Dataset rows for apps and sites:
►
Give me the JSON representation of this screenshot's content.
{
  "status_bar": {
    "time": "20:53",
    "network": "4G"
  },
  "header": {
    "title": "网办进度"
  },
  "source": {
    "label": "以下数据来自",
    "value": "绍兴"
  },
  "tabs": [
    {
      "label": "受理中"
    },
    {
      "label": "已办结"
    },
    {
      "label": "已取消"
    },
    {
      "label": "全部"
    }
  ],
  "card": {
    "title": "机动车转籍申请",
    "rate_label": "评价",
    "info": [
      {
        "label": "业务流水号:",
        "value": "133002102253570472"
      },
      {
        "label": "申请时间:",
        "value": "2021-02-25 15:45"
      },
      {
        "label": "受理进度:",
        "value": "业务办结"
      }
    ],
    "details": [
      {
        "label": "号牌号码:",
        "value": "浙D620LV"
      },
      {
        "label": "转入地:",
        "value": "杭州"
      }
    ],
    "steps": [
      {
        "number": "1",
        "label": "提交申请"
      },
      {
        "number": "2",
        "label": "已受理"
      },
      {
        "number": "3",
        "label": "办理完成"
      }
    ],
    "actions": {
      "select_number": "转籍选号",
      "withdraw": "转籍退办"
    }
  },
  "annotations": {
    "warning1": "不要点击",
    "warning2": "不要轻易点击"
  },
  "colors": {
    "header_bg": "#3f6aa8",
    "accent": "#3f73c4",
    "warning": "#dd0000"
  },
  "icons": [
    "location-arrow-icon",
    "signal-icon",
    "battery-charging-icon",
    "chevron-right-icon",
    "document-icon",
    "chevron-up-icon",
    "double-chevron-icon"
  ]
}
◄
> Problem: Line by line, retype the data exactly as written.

> Solution:
Give me the JSON representation of this screenshot's content.
{
  "status_bar": {
    "time": "20:53",
    "network": "4G"
  },
  "header": {
    "title": "网办进度"
  },
  "source": {
    "label": "以下数据来自",
    "value": "绍兴"
  },
  "tabs": [
    {
      "label": "受理中"
    },
    {
      "label": "已办结"
    },
    {
      "label": "已取消"
    },
    {
      "label": "全部"
    }
  ],
  "card": {
    "title": "机动车转籍申请",
    "rate_label": "评价",
    "info": [
      {
        "label": "业务流水号:",
        "value": "133002102253570472"
      },
      {
        "label": "申请时间:",
        "value": "2021-02-25 15:45"
      },
      {
        "label": "受理进度:",
        "value": "业务办结"
      }
    ],
    "details": [
      {
        "label": "号牌号码:",
        "value": "浙D620LV"
      },
      {
        "label": "转入地:",
        "value": "杭州"
      }
    ],
    "steps": [
      {
        "number": "1",
        "label": "提交申请"
      },
      {
        "number": "2",
        "label": "已受理"
      },
      {
        "number": "3",
        "label": "办理完成"
      }
    ],
    "actions": {
      "select_number": "转籍选号",
      "withdraw": "转籍退办"
    }
  },
  "annotations": {
    "warning1": "不要点击",
    "warning2": "不要轻易点击"
  },
  "colors": {
    "header_bg": "#3f6aa8",
    "accent": "#3f73c4",
    "warning": "#dd0000"
  },
  "icons": [
    "location-arrow-icon",
    "signal-icon",
    "battery-charging-icon",
    "chevron-right-icon",
    "document-icon",
    "chevron-up-icon",
    "double-chevron-icon"
  ]
}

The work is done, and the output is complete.